Another round of coronavirus testing at Ohkay Owingeh has turned up no positive cases of COVID-19.

Leaders of Ohkay Owingeh have canceled two upcoming cultural events in order to protect their community from the coronavirus.

As of May 15, 2020, 19 Native Americans have tested positive for COVID-19 in the nation's capital.

Given the profound and disparate impact that COVID-19 has had on Black, Latinx, and Native communities, the SNMA and ANAMS strongly urge federal and state legislators and health departments to take immediate action to combat this disparity in health outcomes.

Native peoples with COVID-19 are being severely undercounted.

The state of South Dakota has begun reporting coronavirus data among racial and ethnic lines, with Native Americans accounting for nearly 5 percent of COVID-19 cases.

The District of Columbia continues to report a steady rise in COVID-19 cases among self-identified American Indians and Alaska Natives.

Coronavirus outbreaks on tribal lands are largely ignored by the federal government, mainstream media, and case tracking web sites.

The Pueblo of Jemez has confirmed the first COVID-19 case within the tribal community in New Mexico.

Ohkay Owingeh is reporting promising developments in the fight against the coronavirus in northern New Mexico.

All states, jurisdictions and territories in the U.S. must collect demographic data on racial disparities and the coronavirus, said Rep. Steny Hoyer (D-Maryland), the House Majority Leader.

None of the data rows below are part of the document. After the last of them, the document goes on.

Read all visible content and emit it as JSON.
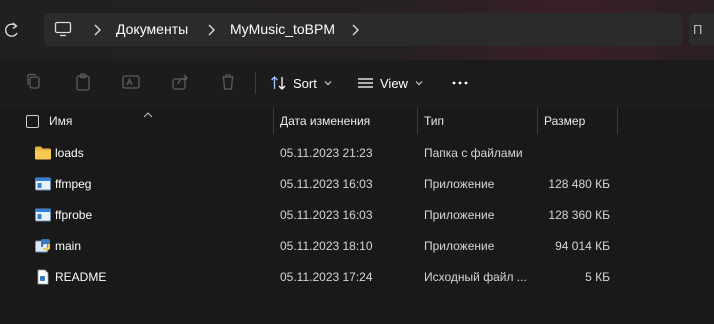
{
  "breadcrumb": {
    "items": [
      "Документы",
      "MyMusic_toBPM"
    ]
  },
  "search": {
    "placeholder": "П"
  },
  "toolbar": {
    "sort_label": "Sort",
    "view_label": "View",
    "icons": [
      "copy-icon",
      "paste-icon",
      "rename-icon",
      "share-icon",
      "delete-icon",
      "sort-icon",
      "view-icon",
      "more-icon"
    ]
  },
  "columns": {
    "name": "Имя",
    "date": "Дата изменения",
    "type": "Тип",
    "size": "Размер"
  },
  "files": [
    {
      "name": "loads",
      "date": "05.11.2023 21:23",
      "type": "Папка с файлами",
      "size": "",
      "icon": "folder-icon"
    },
    {
      "name": "ffmpeg",
      "date": "05.11.2023 16:03",
      "type": "Приложение",
      "size": "128 480 КБ",
      "icon": "application-icon"
    },
    {
      "name": "ffprobe",
      "date": "05.11.2023 16:03",
      "type": "Приложение",
      "size": "128 360 КБ",
      "icon": "application-icon"
    },
    {
      "name": "main",
      "date": "05.11.2023 18:10",
      "type": "Приложение",
      "size": "94 014 КБ",
      "icon": "python-app-icon"
    },
    {
      "name": "README",
      "date": "05.11.2023 17:24",
      "type": "Исходный файл ...",
      "size": "5 КБ",
      "icon": "document-icon"
    }
  ],
  "colors": {
    "background": "#191919",
    "folder": "#f3c14b",
    "app_blue": "#4aa3ff"
  }
}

The District of Columbia continues to report a small but rising number of COVID-19 cases among self-identified Native Americans.